Could you print every record exactly as it stands?

*** Begin section ***

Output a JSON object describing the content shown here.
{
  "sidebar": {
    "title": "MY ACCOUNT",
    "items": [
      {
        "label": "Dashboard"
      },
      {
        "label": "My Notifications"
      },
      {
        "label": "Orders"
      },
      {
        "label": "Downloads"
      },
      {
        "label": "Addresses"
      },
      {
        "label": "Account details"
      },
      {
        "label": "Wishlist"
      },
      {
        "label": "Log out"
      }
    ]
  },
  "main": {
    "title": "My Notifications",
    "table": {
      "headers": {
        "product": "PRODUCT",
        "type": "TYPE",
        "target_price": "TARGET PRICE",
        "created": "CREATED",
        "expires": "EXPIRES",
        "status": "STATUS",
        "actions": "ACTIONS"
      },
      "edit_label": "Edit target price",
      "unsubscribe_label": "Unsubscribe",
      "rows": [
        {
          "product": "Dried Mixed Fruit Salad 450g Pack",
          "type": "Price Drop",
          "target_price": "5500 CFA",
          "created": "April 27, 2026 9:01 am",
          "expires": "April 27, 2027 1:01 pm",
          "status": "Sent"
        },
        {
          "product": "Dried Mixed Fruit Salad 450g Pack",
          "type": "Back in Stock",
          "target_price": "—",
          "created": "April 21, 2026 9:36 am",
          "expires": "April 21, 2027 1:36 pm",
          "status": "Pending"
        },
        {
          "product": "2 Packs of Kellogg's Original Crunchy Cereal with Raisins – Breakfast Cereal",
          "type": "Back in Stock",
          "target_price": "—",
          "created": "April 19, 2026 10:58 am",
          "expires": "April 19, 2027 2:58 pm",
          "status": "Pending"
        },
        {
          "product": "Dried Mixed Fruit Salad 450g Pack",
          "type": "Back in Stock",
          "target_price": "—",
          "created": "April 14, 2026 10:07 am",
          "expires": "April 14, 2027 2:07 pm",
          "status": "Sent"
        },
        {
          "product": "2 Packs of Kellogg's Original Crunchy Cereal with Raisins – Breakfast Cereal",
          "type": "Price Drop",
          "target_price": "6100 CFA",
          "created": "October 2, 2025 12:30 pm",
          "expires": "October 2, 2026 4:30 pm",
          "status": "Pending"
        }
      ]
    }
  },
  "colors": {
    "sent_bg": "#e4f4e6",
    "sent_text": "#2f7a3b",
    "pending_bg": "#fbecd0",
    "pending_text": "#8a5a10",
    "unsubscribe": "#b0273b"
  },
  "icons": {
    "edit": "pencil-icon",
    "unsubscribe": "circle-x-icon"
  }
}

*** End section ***

Output for this task:
Output a JSON object describing the content shown here.
{
  "sidebar": {
    "title": "MY ACCOUNT",
    "items": [
      {
        "label": "Dashboard"
      },
      {
        "label": "My Notifications"
      },
      {
        "label": "Orders"
      },
      {
        "label": "Downloads"
      },
      {
        "label": "Addresses"
      },
      {
        "label": "Account details"
      },
      {
        "label": "Wishlist"
      },
      {
        "label": "Log out"
      }
    ]
  },
  "main": {
    "title": "My Notifications",
    "table": {
      "headers": {
        "product": "PRODUCT",
        "type": "TYPE",
        "target_price": "TARGET PRICE",
        "created": "CREATED",
        "expires": "EXPIRES",
        "status": "STATUS",
        "actions": "ACTIONS"
      },
      "edit_label": "Edit target price",
      "unsubscribe_label": "Unsubscribe",
      "rows": [
        {
          "product": "Dried Mixed Fruit Salad 450g Pack",
          "type": "Price Drop",
          "target_price": "5500 CFA",
          "created": "April 27, 2026 9:01 am",
          "expires": "April 27, 2027 1:01 pm",
          "status": "Sent"
        },
        {
          "product": "Dried Mixed Fruit Salad 450g Pack",
          "type": "Back in Stock",
          "target_price": "—",
          "created": "April 21, 2026 9:36 am",
          "expires": "April 21, 2027 1:36 pm",
          "status": "Pending"
        },
        {
          "product": "2 Packs of Kellogg's Original Crunchy Cereal with Raisins – Breakfast Cereal",
          "type": "Back in Stock",
          "target_price": "—",
          "created": "April 19, 2026 10:58 am",
          "expires": "April 19, 2027 2:58 pm",
          "status": "Pending"
        },
        {
          "product": "Dried Mixed Fruit Salad 450g Pack",
          "type": "Back in Stock",
          "target_price": "—",
          "created": "April 14, 2026 10:07 am",
          "expires": "April 14, 2027 2:07 pm",
          "status": "Sent"
        },
        {
          "product": "2 Packs of Kellogg's Original Crunchy Cereal with Raisins – Breakfast Cereal",
          "type": "Price Drop",
          "target_price": "6100 CFA",
          "created": "October 2, 2025 12:30 pm",
          "expires": "October 2, 2026 4:30 pm",
          "status": "Pending"
        }
      ]
    }
  },
  "colors": {
    "sent_bg": "#e4f4e6",
    "sent_text": "#2f7a3b",
    "pending_bg": "#fbecd0",
    "pending_text": "#8a5a10",
    "unsubscribe": "#b0273b"
  },
  "icons": {
    "edit": "pencil-icon",
    "unsubscribe": "circle-x-icon"
  }
}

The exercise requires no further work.